In addition to the overarching intention of the Accord, it includes bold and important statements throughout, which create a common set of priorities and goals that all stakeholders can work toward collectively—and, hopefully, synergistically. I would like to share and comment on some key phrases that I have italicized and grouped below, including:
…climate change is a common concern of humankind…
Climate change will touch each of our lives, and our actions play either a positive or negative part of the solution. When governments recognize the enormity of climate change’s impacts on our world, they legitimize the need to take action and emphasize the lesson that “business as usual” must not continue—for all of our sakes.
…deep reductions in global emissions will be required…
…the urgency of accelerating the implementation…
…the enduring benefits of ambitious and early action…
The signatory 188 governments have set a minimum goal of keeping average global surface temperature increase below 2 degrees Celsius, while striving to keep it below 1.5 degrees Celsius. Scientists say that 2 degrees Celsius is the level critical to avoiding a downward spiral into even more devastating impacts. This threshold not only provides a specific and measurable goal, it aligns with science that has often been minimized or ignored by politicians and climate change doubters.
Experts claim that achieving this goal of 2 degrees Celsius will require an end to industrial emissions by 2050, while the more ambitious goal of 1.5 degrees Celsius will require the end of nearly all conventional coal- or gas-powered plants, gasoline cars, ships and airplanes fueled by fossil futures by 2030. These are bold measures, “game changers” that would transform our economies into ones built on new and carbon-neutral or carbon-free sources of energy. It is worth noting that nuclear energy will likely play a bigger role in a carbon-free economy.

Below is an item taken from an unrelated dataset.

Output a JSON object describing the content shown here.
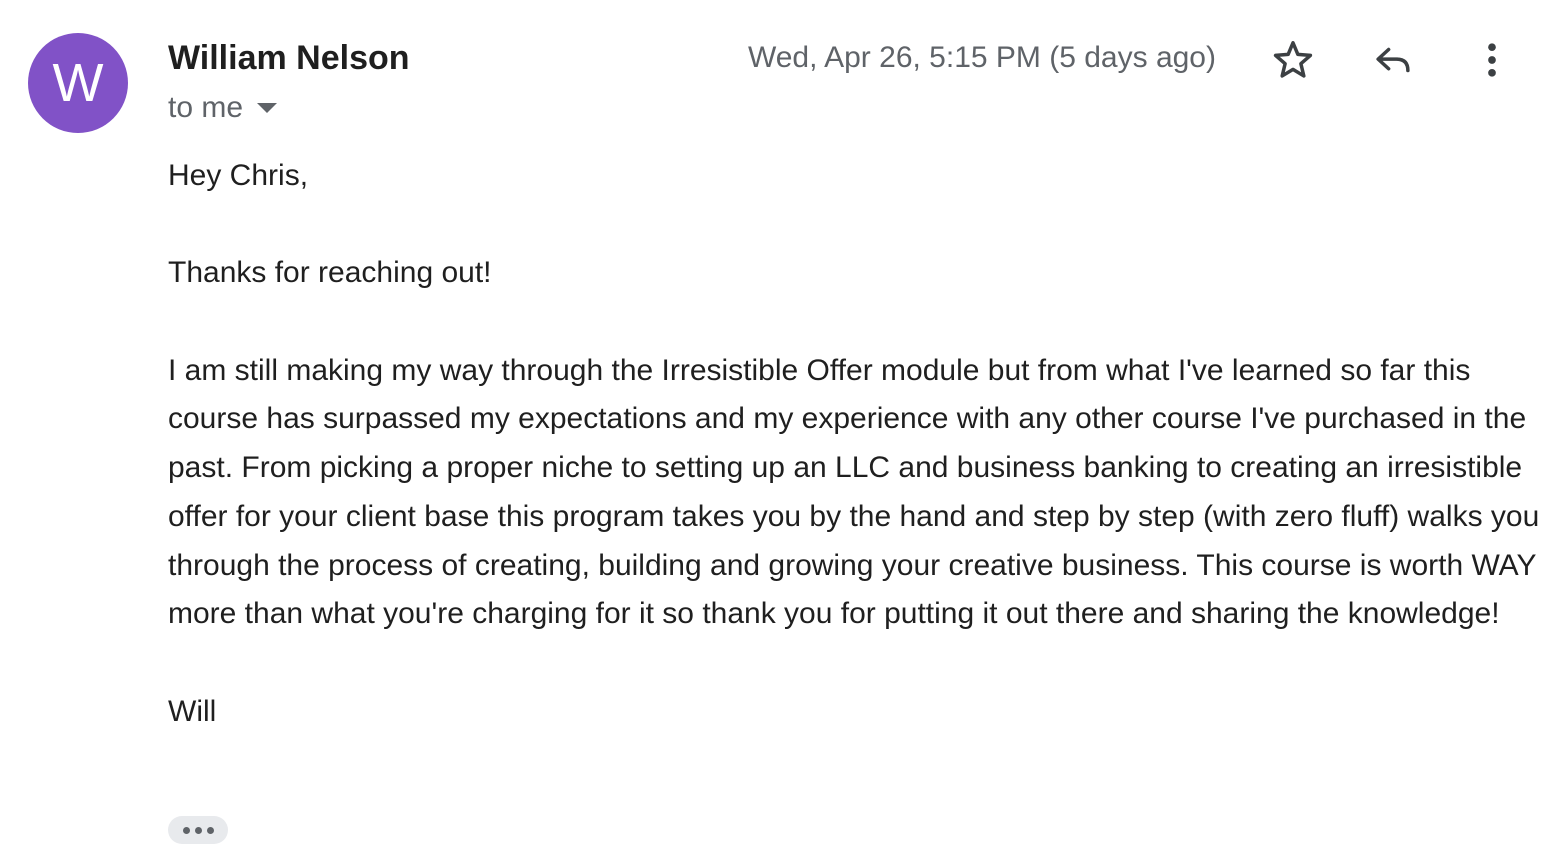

Stating the urgent need to take bold action lays the foundation for meaningful and effective incentives, investment in technology, and a move away from outdated or carbon intensive industries. Such a statement also reminds us that more extreme steps must be taken now, in part because of less aggressive demands in past accords.
…acknowledging the specific needs and concerns of developing countries….
…need to enhance the provision of finance, technology and capacity-building support by developed countries…
We must recognize the dramatic social impacts of climate change to communities in developing countries and the need to help them adapt to these inevitable impacts. Developing countries can also play an important role in curbing climate change. Converting to more efficient and renewable energy sources, increasing agricultural yields, and reducing the conversion of habitats and ecosystems to agricultural production or expanded cities are just a few ways that developing countries can help this important global cause. More advanced countries should share technologies and know-how with the less resource-rich countries to help them reach their full potential.
Support for improved transparency and reporting by all Parties, including regularly reviewing and revising goals, is another positive feature of the Accords. We will need to establish and promote consistent ways to measure and report progress.
Flexibility in how different Parties achieve GHG emissions reduction goals is another important part of the Accords. Greater flexibility allows Parties to determine the best way to reduce emissions in the context of their culture, economy and sources of emissions.
The Accord stresses the need for cooperation, integrated approaches, improved training, greater education and public awareness as well. The Accord also notes that we need more widespread sharing of good practices, experiences and lessons learned, and deployment of tools and assistance with implementation. Concerted efforts to implement efforts and changes such as these will help us accelerate and scale up effective measures that are so desperately needed.
Curbing climate change will also require significant financial investment. The 188 signatory governments have committed:
- $100 billion for financial support for research, advancement of technology, capacity building, and
- $100 billion annually with a focus on priorities of developing countries.
Despite all the promise the Accord holds, I would be remiss if I didn’t acknowledge that we still need to urge all Parties who have yet to ratify and implement all elements of the Kyoto Protocols, Doha Agreement, and Cancun Agreements to do so. Complete commitment and unity by all Parties can only add strength to this important collective effort.
I should also acknowledge that the Accord is certainly not the end all. We all have a lot of work ahead of us to curb and adapt to climate change. I hope that the Accord at least provides the first and very important step forward.